Data provided —
============
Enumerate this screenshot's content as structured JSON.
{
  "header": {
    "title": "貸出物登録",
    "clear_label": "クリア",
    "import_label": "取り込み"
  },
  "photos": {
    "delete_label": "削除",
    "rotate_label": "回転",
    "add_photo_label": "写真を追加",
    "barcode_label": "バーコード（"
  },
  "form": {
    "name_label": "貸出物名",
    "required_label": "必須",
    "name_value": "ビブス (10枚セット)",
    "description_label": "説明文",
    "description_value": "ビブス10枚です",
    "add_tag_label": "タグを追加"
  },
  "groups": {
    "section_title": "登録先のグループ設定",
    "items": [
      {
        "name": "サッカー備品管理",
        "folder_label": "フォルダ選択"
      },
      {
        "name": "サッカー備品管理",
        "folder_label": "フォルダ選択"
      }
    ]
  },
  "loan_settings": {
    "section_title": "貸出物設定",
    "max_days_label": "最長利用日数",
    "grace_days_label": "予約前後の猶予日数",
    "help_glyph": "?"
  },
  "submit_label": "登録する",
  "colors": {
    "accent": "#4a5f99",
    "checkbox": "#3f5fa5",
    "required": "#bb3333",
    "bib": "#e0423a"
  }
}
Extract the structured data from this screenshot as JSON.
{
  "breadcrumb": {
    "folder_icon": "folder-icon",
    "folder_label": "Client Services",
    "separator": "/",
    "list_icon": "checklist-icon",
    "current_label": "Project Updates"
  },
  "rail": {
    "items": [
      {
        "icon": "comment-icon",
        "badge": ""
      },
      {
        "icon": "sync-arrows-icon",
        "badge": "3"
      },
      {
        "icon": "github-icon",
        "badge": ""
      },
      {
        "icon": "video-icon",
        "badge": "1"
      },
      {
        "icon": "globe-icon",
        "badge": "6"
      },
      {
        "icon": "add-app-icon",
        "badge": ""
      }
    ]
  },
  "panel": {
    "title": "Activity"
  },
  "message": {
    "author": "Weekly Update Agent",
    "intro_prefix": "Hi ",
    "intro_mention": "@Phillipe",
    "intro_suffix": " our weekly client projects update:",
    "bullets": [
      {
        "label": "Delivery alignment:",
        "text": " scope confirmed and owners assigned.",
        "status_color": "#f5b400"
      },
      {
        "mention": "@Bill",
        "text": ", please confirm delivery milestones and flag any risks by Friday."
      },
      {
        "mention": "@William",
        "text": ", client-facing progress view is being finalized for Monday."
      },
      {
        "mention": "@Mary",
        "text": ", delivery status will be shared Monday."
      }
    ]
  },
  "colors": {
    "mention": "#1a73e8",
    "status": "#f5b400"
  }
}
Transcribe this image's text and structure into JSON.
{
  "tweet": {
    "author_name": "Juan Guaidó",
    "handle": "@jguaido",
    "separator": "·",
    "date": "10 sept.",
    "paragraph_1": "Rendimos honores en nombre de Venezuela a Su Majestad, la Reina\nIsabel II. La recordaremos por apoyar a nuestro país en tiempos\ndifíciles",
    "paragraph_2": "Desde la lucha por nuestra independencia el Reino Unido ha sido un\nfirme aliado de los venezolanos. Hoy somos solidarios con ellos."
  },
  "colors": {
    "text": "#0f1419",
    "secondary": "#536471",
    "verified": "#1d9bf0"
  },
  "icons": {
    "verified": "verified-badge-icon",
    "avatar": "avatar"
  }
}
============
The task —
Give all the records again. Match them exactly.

Solution to the exercise —
Enumerate this screenshot's content as structured JSON.
{
  "header": {
    "title": "貸出物登録",
    "clear_label": "クリア",
    "import_label": "取り込み"
  },
  "photos": {
    "delete_label": "削除",
    "rotate_label": "回転",
    "add_photo_label": "写真を追加",
    "barcode_label": "バーコード（"
  },
  "form": {
    "name_label": "貸出物名",
    "required_label": "必須",
    "name_value": "ビブス (10枚セット)",
    "description_label": "説明文",
    "description_value": "ビブス10枚です",
    "add_tag_label": "タグを追加"
  },
  "groups": {
    "section_title": "登録先のグループ設定",
    "items": [
      {
        "name": "サッカー備品管理",
        "folder_label": "フォルダ選択"
      },
      {
        "name": "サッカー備品管理",
        "folder_label": "フォルダ選択"
      }
    ]
  },
  "loan_settings": {
    "section_title": "貸出物設定",
    "max_days_label": "最長利用日数",
    "grace_days_label": "予約前後の猶予日数",
    "help_glyph": "?"
  },
  "submit_label": "登録する",
  "colors": {
    "accent": "#4a5f99",
    "checkbox": "#3f5fa5",
    "required": "#bb3333",
    "bib": "#e0423a"
  }
}
Extract the structured data from this screenshot as JSON.
{
  "breadcrumb": {
    "folder_icon": "folder-icon",
    "folder_label": "Client Services",
    "separator": "/",
    "list_icon": "checklist-icon",
    "current_label": "Project Updates"
  },
  "rail": {
    "items": [
      {
        "icon": "comment-icon",
        "badge": ""
      },
      {
        "icon": "sync-arrows-icon",
        "badge": "3"
      },
      {
        "icon": "github-icon",
        "badge": ""
      },
      {
        "icon": "video-icon",
        "badge": "1"
      },
      {
        "icon": "globe-icon",
        "badge": "6"
      },
      {
        "icon": "add-app-icon",
        "badge": ""
      }
    ]
  },
  "panel": {
    "title": "Activity"
  },
  "message": {
    "author": "Weekly Update Agent",
    "intro_prefix": "Hi ",
    "intro_mention": "@Phillipe",
    "intro_suffix": " our weekly client projects update:",
    "bullets": [
      {
        "label": "Delivery alignment:",
        "text": " scope confirmed and owners assigned.",
        "status_color": "#f5b400"
      },
      {
        "mention": "@Bill",
        "text": ", please confirm delivery milestones and flag any risks by Friday."
      },
      {
        "mention": "@William",
        "text": ", client-facing progress view is being finalized for Monday."
      },
      {
        "mention": "@Mary",
        "text": ", delivery status will be shared Monday."
      }
    ]
  },
  "colors": {
    "mention": "#1a73e8",
    "status": "#f5b400"
  }
}
Transcribe this image's text and structure into JSON.
{
  "tweet": {
    "author_name": "Juan Guaidó",
    "handle": "@jguaido",
    "separator": "·",
    "date": "10 sept.",
    "paragraph_1": "Rendimos honores en nombre de Venezuela a Su Majestad, la Reina\nIsabel II. La recordaremos por apoyar a nuestro país en tiempos\ndifíciles",
    "paragraph_2": "Desde la lucha por nuestra independencia el Reino Unido ha sido un\nfirme aliado de los venezolanos. Hoy somos solidarios con ellos."
  },
  "colors": {
    "text": "#0f1419",
    "secondary": "#536471",
    "verified": "#1d9bf0"
  },
  "icons": {
    "verified": "verified-badge-icon",
    "avatar": "avatar"
  }
}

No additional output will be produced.